Sunday, October 17, 2004
A civil dispute on gay marriage.
Worth noting at the Family Scholars blog: a gracious, illuminating, civil exchange between David Blankenhorn, a pro-family advocate opposed to same-sex marriage, and Jonathan Rauch, author of what I consider the best argument for same-sex marriage. Blankenhorn seems peculiarly resistant to an observation that seems pretty easy to grasp, as far as I'm concerned: Simply because a democratic majority isn't yet willing to support or defend a "human right" doesn't mean that the right isn't morally compelling or consistent with constitutional precedent. One's rights, after all, can be ignored or violated even by a democratic majority — as history amply demonstrates. Persuading people to honor the rights of a minority group takes a long time, and people are notoriously resistant to being hurried. (Liberalism would be much more successful if liberals kept this basic truth in mind.)
Blankenhorn charges that Rauch conveniently supports a federalist approach to same-sex marriage — letting different states adopt widely varying practices — only because no other approach could work in the U.S. right now. And yet the alternative Blankenhorn offers to supporters of same-sex marriage — demand a national right to marry and then concede defeat when the majority says "No" — makes no sense at all. Nevertheless, do read their exchange: Part 1; part 2; part 3; part 4; part 5; and part 6.
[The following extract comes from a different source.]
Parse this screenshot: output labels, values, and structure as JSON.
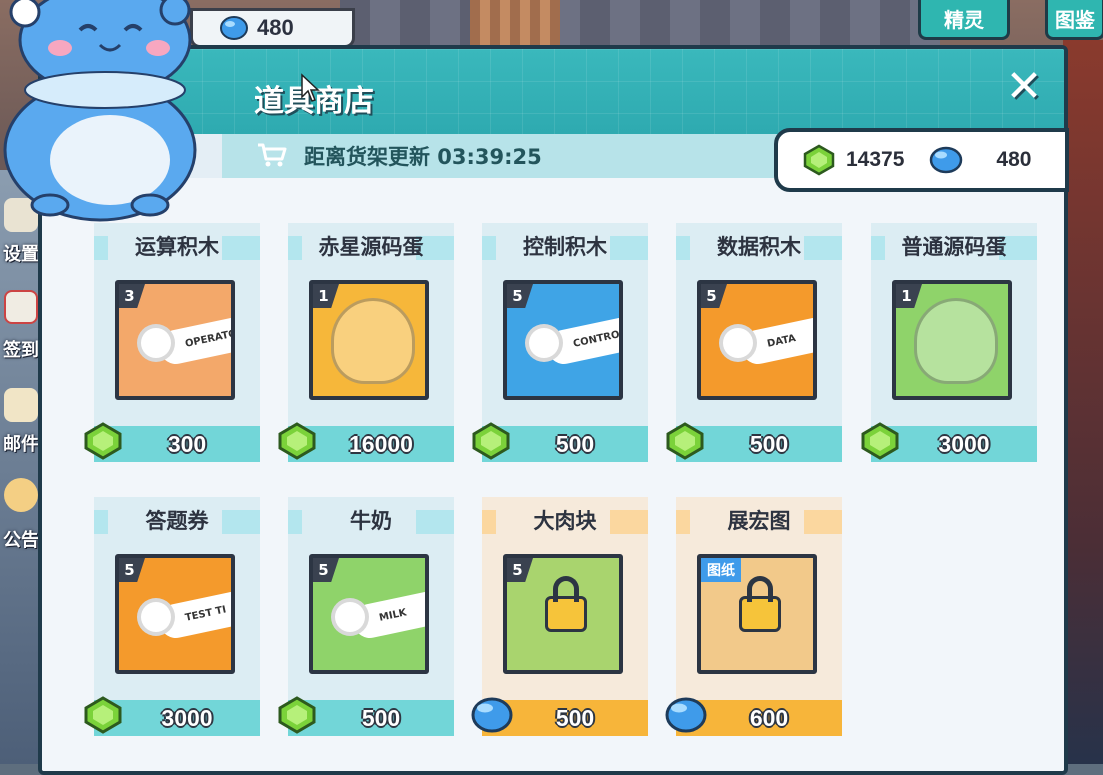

Copyright © 2004 by Philocrites | Posted 17 October 2004 at 10:06 AM